═════ DATA TO EXAMINE
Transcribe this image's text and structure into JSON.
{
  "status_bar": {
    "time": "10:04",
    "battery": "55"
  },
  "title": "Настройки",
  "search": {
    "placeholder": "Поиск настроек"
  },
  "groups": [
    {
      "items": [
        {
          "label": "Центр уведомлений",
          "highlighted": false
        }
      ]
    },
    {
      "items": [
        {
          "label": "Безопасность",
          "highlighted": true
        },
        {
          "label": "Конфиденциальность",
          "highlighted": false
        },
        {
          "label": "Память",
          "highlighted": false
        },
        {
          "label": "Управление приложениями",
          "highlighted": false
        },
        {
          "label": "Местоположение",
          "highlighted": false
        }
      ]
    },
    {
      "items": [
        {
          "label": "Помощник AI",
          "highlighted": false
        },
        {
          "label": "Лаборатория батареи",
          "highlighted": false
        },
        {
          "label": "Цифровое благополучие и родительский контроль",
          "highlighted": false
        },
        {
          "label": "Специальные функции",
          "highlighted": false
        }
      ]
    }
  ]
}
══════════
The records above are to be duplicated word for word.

Transcribe this image's text and structure into JSON.
{
  "status_bar": {
    "time": "10:04",
    "battery": "55"
  },
  "title": "Настройки",
  "search": {
    "placeholder": "Поиск настроек"
  },
  "groups": [
    {
      "items": [
        {
          "label": "Центр уведомлений",
          "highlighted": false
        }
      ]
    },
    {
      "items": [
        {
          "label": "Безопасность",
          "highlighted": true
        },
        {
          "label": "Конфиденциальность",
          "highlighted": false
        },
        {
          "label": "Память",
          "highlighted": false
        },
        {
          "label": "Управление приложениями",
          "highlighted": false
        },
        {
          "label": "Местоположение",
          "highlighted": false
        }
      ]
    },
    {
      "items": [
        {
          "label": "Помощник AI",
          "highlighted": false
        },
        {
          "label": "Лаборатория батареи",
          "highlighted": false
        },
        {
          "label": "Цифровое благополучие и родительский контроль",
          "highlighted": false
        },
        {
          "label": "Специальные функции",
          "highlighted": false
        }
      ]
    }
  ]
}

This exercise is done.